━━ RECORDS PROVIDED ━━

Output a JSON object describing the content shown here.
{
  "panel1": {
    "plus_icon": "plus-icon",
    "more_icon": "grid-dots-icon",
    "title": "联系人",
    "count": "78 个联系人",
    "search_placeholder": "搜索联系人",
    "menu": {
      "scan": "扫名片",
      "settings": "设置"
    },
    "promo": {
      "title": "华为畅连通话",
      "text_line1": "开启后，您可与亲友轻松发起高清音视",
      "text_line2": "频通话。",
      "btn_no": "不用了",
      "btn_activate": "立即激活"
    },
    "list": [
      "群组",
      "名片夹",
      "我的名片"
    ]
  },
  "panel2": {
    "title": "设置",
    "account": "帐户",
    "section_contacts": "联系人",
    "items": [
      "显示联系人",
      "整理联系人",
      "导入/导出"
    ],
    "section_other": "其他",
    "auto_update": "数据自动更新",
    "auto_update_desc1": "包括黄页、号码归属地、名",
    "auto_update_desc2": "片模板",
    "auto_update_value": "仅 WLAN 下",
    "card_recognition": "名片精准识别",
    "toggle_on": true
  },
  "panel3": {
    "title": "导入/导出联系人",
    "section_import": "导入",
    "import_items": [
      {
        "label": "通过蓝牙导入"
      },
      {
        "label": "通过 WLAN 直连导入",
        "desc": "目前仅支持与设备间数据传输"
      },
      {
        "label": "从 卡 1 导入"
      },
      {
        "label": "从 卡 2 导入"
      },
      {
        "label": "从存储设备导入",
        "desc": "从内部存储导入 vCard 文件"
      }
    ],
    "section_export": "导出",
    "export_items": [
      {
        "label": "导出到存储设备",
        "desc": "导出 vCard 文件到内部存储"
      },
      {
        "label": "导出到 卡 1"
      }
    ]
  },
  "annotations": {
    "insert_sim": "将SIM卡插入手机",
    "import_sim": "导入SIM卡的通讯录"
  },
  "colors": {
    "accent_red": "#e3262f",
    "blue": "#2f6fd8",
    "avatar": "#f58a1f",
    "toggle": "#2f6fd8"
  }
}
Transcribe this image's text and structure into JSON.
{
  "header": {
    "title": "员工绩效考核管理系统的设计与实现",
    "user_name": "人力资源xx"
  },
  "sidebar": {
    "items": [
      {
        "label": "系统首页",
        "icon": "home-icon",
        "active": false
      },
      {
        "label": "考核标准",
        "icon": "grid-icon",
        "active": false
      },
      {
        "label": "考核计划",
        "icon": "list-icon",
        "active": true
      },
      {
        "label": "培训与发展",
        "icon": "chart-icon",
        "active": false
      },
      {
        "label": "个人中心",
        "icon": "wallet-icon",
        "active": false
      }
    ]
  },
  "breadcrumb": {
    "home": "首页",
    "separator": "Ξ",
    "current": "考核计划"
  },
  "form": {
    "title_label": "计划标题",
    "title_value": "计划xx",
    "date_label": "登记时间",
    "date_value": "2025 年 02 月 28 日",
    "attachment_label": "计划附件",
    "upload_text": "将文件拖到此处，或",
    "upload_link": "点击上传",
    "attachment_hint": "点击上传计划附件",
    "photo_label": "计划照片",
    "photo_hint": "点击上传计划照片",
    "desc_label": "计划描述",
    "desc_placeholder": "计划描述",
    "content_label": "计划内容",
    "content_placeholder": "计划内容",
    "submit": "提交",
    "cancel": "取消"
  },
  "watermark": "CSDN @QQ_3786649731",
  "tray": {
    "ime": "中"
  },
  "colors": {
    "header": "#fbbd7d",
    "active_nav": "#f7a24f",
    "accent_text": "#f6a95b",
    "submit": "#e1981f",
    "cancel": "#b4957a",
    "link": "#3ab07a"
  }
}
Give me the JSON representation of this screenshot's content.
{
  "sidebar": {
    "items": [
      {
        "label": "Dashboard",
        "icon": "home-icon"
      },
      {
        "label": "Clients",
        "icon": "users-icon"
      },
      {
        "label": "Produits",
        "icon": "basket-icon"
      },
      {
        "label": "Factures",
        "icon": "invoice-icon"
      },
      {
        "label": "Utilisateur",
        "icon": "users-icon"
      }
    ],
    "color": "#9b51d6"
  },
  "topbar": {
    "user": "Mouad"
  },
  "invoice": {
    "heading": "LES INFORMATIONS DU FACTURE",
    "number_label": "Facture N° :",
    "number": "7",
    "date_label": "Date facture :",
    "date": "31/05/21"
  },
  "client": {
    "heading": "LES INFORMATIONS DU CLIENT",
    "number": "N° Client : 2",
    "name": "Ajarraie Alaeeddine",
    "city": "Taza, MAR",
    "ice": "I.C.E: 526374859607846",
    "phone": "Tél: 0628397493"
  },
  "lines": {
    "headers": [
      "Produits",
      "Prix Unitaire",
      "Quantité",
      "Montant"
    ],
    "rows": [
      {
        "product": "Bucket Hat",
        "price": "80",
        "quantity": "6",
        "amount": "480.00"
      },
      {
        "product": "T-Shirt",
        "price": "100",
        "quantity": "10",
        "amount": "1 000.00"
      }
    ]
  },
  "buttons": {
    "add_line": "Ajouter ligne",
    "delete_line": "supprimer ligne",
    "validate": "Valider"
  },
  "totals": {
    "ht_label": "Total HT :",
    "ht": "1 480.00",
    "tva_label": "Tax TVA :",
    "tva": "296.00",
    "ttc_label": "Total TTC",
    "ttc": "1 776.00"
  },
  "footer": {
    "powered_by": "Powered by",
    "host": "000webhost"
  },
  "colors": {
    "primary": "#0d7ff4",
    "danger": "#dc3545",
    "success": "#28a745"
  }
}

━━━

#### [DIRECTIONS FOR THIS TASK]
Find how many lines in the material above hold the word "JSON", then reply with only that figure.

#### [TASK RESPONSE]
3